Wargamer and RPG'er since the 1970's, author of Adventures Dark and Deep, Castle of the Mad Archmage, and other things, and proprietor of the Greyhawk Grognard blog.

8 thoughts on “Aaron Uses His Staff of the Serpent…

  1. The original Cleric class was full of spells that took liberally from the Bible. Not only was the Staff of Serpents an item, but also a spell, Sticks to Snakes. There are more spells, but I don't have access to my books so cant look them up.

  2. I should have read your post more carefully. To clarify, Resurrection seems more like what happened on the third day, while Raise Dead is what happened with Lazarus.

  3. What a fantabulastic picture! I want to hang that on my wall!

    However, is Jesus really really big or is that just a really small apatasaurus?

  4. Isn't there a story in the Bible where Jesus spreads gall from a fish on the eyes on a blind man, and cures his blindness? Given that heritage, I surprised that 'fish gall' (whatever that is) is not a required material component for 'cure blindness' spells.
    I'm also dissapointed that there are no 'water-to-wine' spells or 'subdivide a few loaves and fishes to feed a multitude with leftovers' spells availible.

  5. @limpey: That was in the Apocrypha, Book of Tobit, and it wasn't Jesus. But hey, that reminds me – Tobit is where they got Asmodeus from!

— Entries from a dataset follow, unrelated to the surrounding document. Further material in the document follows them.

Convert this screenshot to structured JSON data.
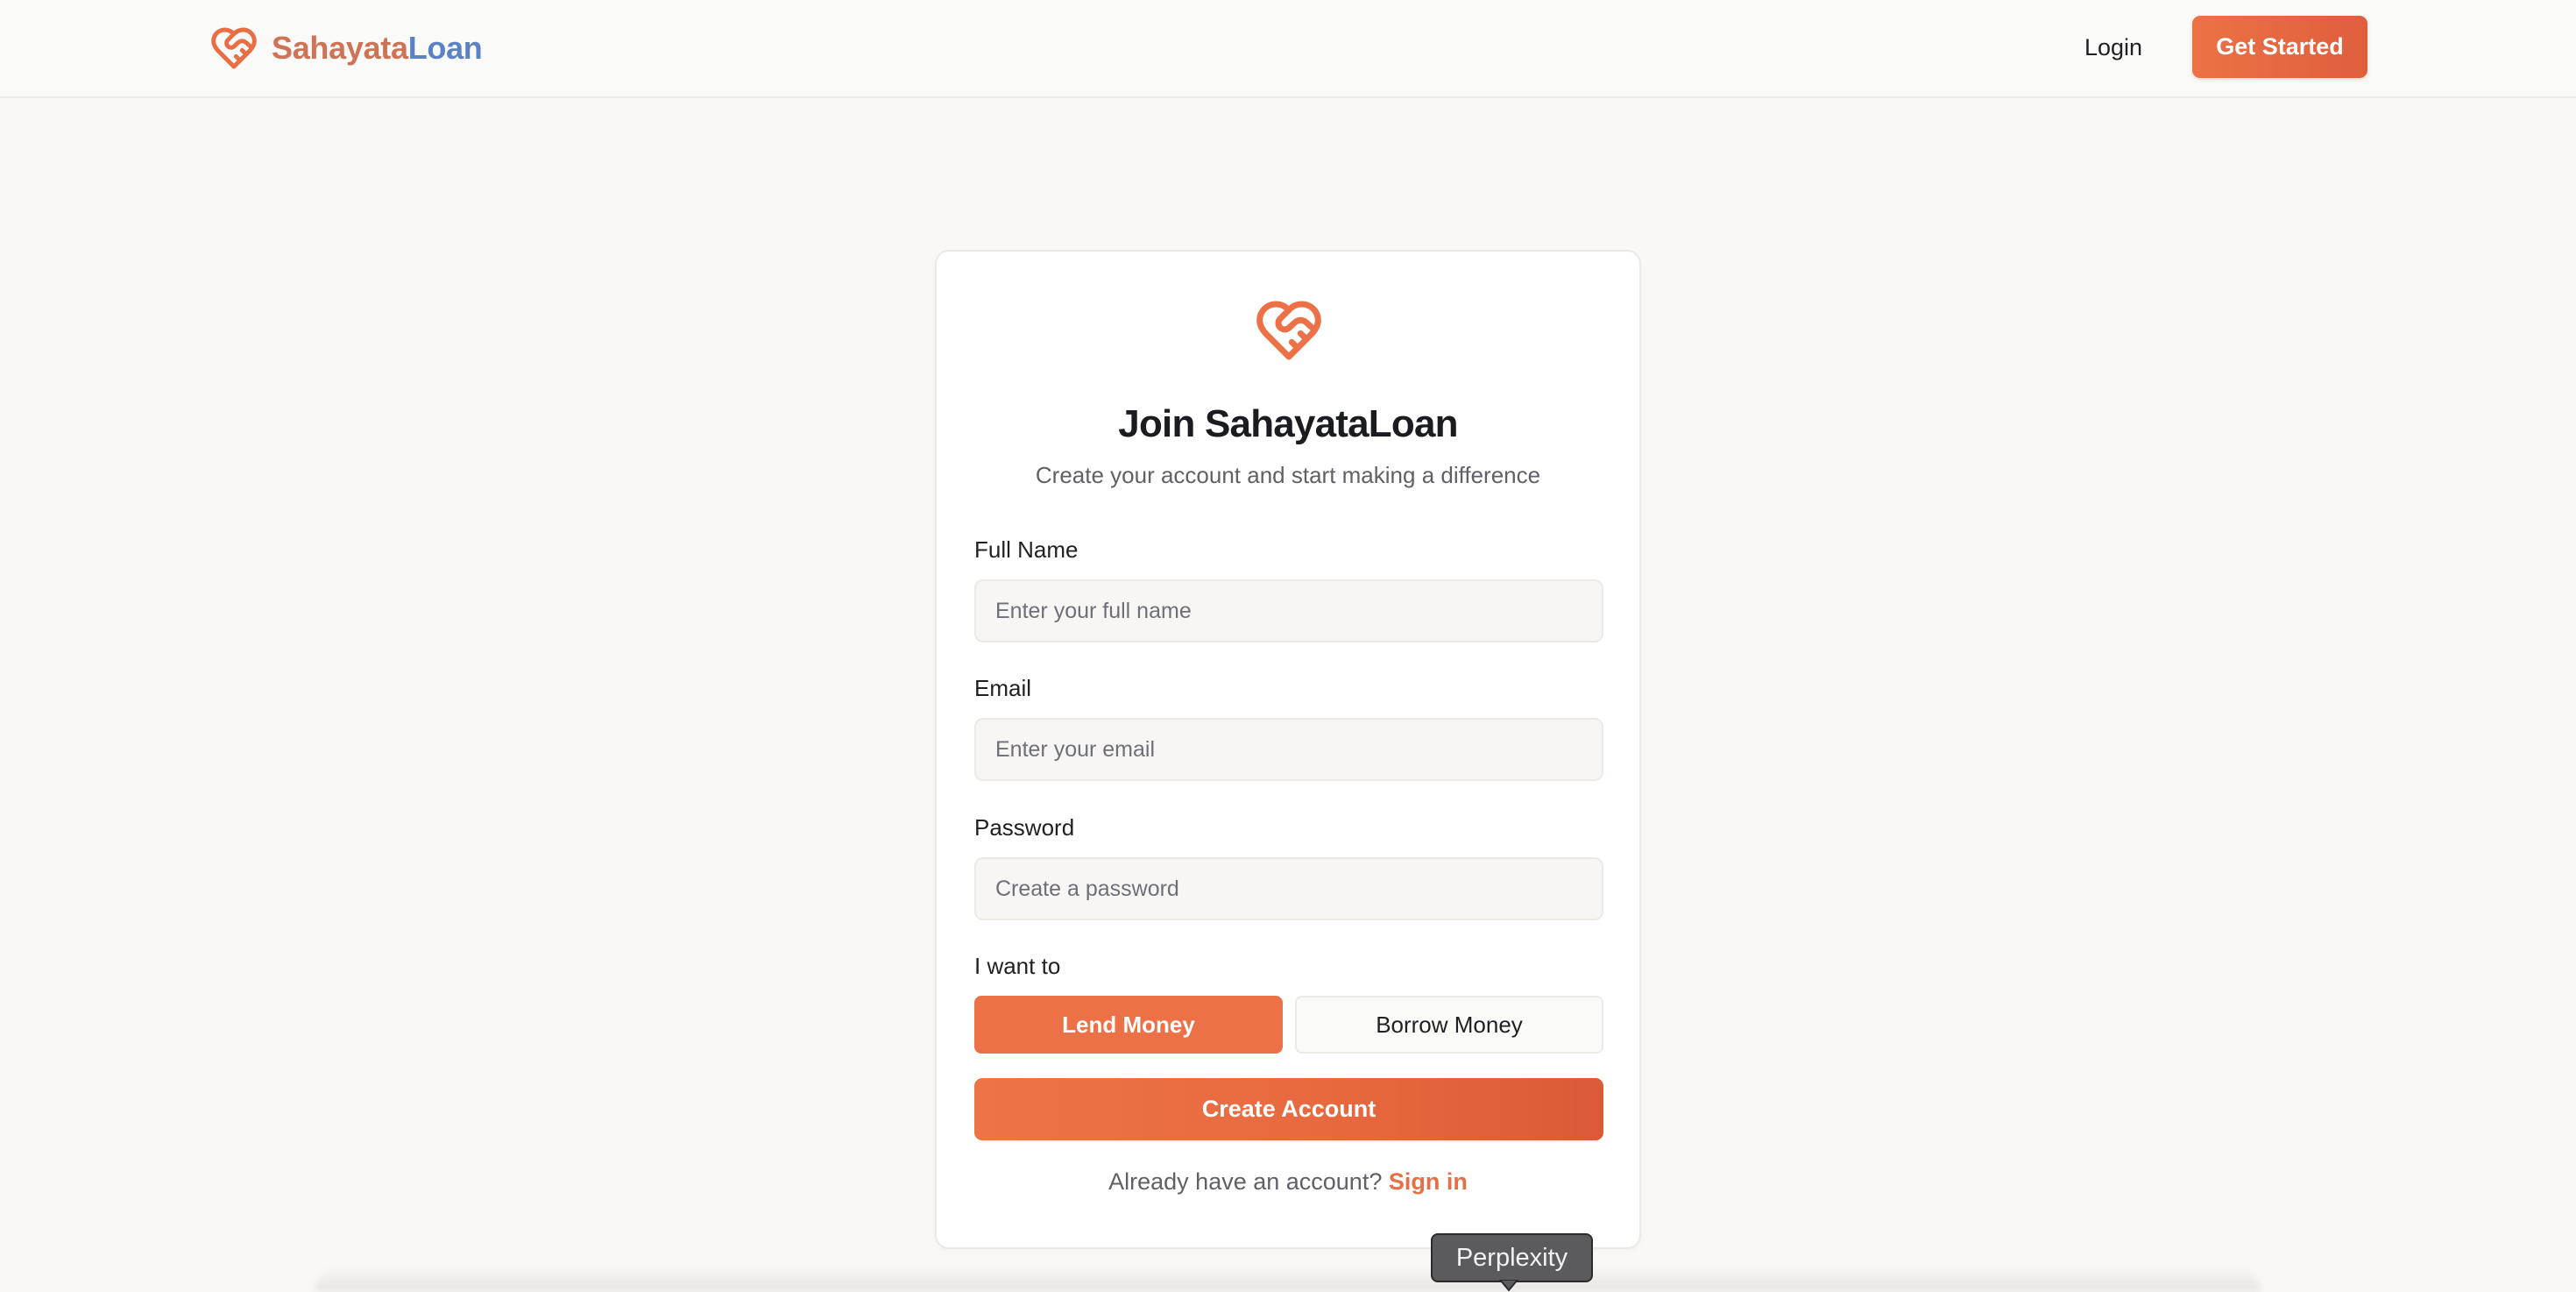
{
  "header": {
    "brand_part1": "Sahayata",
    "brand_part2": "Loan",
    "login_label": "Login",
    "cta_label": "Get Started"
  },
  "form": {
    "title": "Join SahayataLoan",
    "subtitle": "Create your account and start making a difference",
    "full_name_label": "Full Name",
    "full_name_placeholder": "Enter your full name",
    "full_name_value": "",
    "email_label": "Email",
    "email_placeholder": "Enter your email",
    "email_value": "",
    "password_label": "Password",
    "password_placeholder": "Create a password",
    "password_value": "",
    "role_label": "I want to",
    "role_options": [
      "Lend Money",
      "Borrow Money"
    ],
    "role_selected": "Lend Money",
    "submit_label": "Create Account",
    "signin_prompt": "Already have an account?",
    "signin_link": "Sign in"
  },
  "tooltip": {
    "label": "Perplexity"
  },
  "colors": {
    "accent": "#ec7147",
    "accent_dark": "#dc5937",
    "brand_blue": "#5b82c5",
    "page_bg": "#f9f8f6"
  },
  "icons": {
    "brand": "heart-handshake-icon"
  }
}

  6. Oddly enough, even as an agnostic historian, I never had a problem with the historicity of those figures, or many of the events. I find our modern approach to history a little too quick in dismissing traditional narratives sans evidence. Anyhoo, I think it's easy to believe that the Bible, as well as the overall Jewish/Christian faith, would loom large in any such undertaking, those being a primary foundation of many things Western, both big and small. D&D is based heavily in a Medieval European default setting after all. Plus, this was the 70s, when Christianity was still the go-to foundation for many things, and one didn't need to hide it under a bushel, so to speak. It's not surprising that so many elements ring of a Jewish/Christian background. And that's more than just this or that spell or character class. For instance, one thing that always impressed me was the MM art for the Demons/Devils. The demons are based on old European folklore about Demons piecing together parts of creatures in haphazard ways. The devils? Based heavily on Medieval sculptures, art, and iconography – the classic 'horned devils' common in illuminated manuscripts. I always wondered if the differences were deliberate. Again, likely the European background which, by default, brought the Jewish/Christian/Biblical/Folklore into the pages of the rules.

Comments are closed.